Posted on April 24, 2013 at 10.51 am
I posted this link and quote on my personal Facebook page and got a reply from a fairly nonpolitical friend. He wasn’t aware of the drone program at all, and was wondering about the context of the strike the Senate testimony in question described. I wanted to give a quick but comprehensive overview of the whole drones program, and this (with a few tweaks and sources added) was the result. Feel free to use it to explain what’s wrong with our drone program to anyone you know who is likewise uninformed.
Our government conducts an extensive droning campaign across the Middle East and North Africa. Targets are selected personally by the President using a secret “Kill List” (I know this sounds like a crazy conspiracy theory, but it’s not — the story was originally broken by the New York Times.)
Fewer than 2% of those who die by our drone strikes are high level terror suspects. As for the other 98%, it’s difficult to determine how many are civilians and how many are low level terror operatives. The reason is that the Obama Administration classifies EVERY male from 18 to 60 who is killed as a terrorist, regardless of whether there is any evidence of guilt at all. This “guilty until proven innocent” mindset allows them to kill with impunity and claim that they are conducting targeted killings on a terrorist population, when that is simply not the case. Many of these men are simply poor farmers who were in the wrong place at the wrong time. Some estimates put the civilian to terrorist killed ratio as high as 50 to 1.
But it gets worse. Even putting aside the dubious classification of many of the male victims, our drone strikes also kill a high percentage of women and children. We’ve even deliberately targeted wedding celebrations. And the most horrifying part: There’s a technique called “double-tap droning,” which is where we send a bomb on a target, wait a few minutes, and then circle back around to kill the first responders as they rush to help our victims. It’s a truly diabolical tactic.

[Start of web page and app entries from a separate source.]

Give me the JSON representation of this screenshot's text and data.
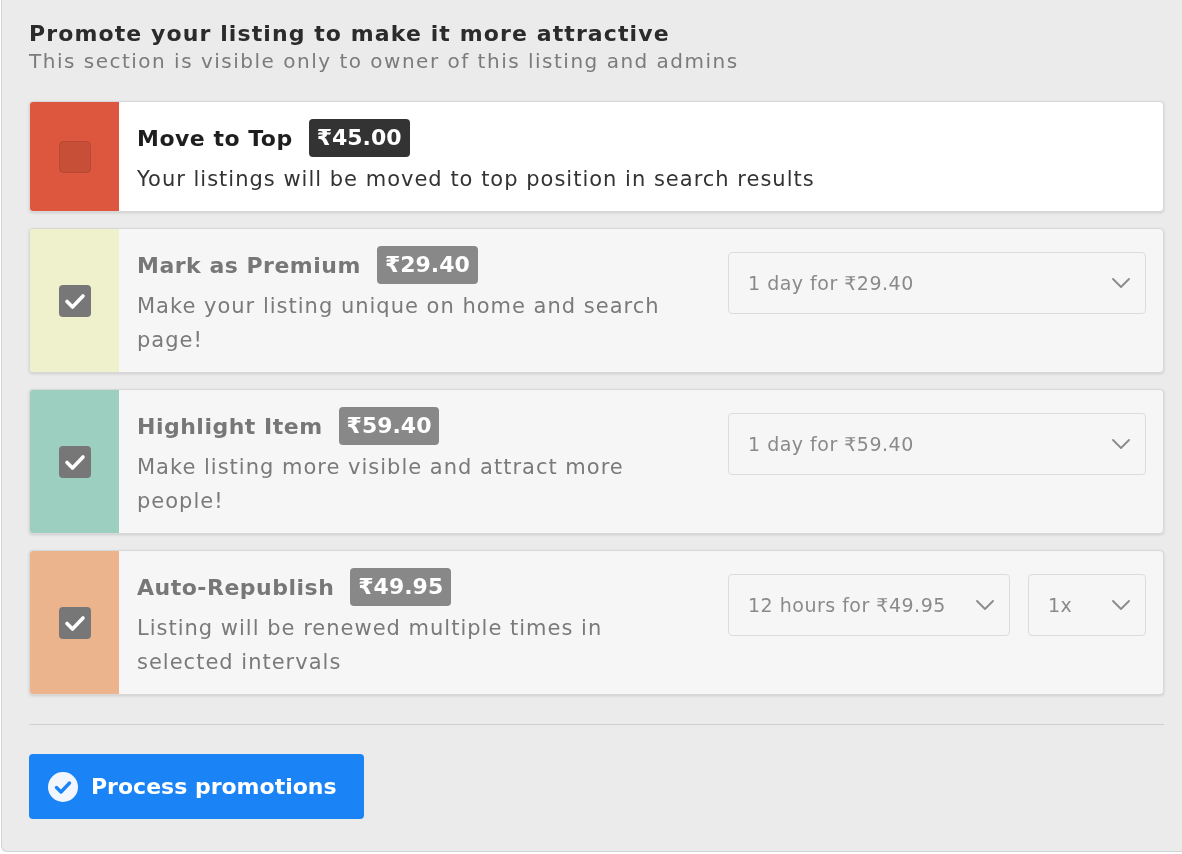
{
  "promotion_panel": {
    "title": "Promote your listing to make it more attractive",
    "subtitle": "This section is visible only to owner of this listing and admins",
    "options": [
      {
        "name": "Move to Top",
        "price": "₹45.00",
        "description": "Your listings will be moved to top position in search results",
        "color": "#dc573d",
        "checked": false
      },
      {
        "name": "Mark as Premium",
        "price": "₹29.40",
        "description": "Make your listing unique on home and search page!",
        "color": "#eef1cc",
        "checked": true,
        "selects": [
          {
            "value": "1 day for ₹29.40"
          }
        ]
      },
      {
        "name": "Highlight Item",
        "price": "₹59.40",
        "description": "Make listing more visible and attract more people!",
        "color": "#9dcfc1",
        "checked": true,
        "selects": [
          {
            "value": "1 day for ₹59.40"
          }
        ]
      },
      {
        "name": "Auto-Republish",
        "price": "₹49.95",
        "description": "Listing will be renewed multiple times in selected intervals",
        "color": "#ecb48c",
        "checked": true,
        "selects": [
          {
            "value": "12 hours for ₹49.95"
          },
          {
            "value": "1x"
          }
        ]
      }
    ],
    "submit_button": {
      "label": "Process promotions"
    }
  }
}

In short, the bombing this Senate testimony is talking about is not an isolated incident, and it was not a mistake. Our drone warfare is a shameful, inhumane program which creates more enemies than it kills.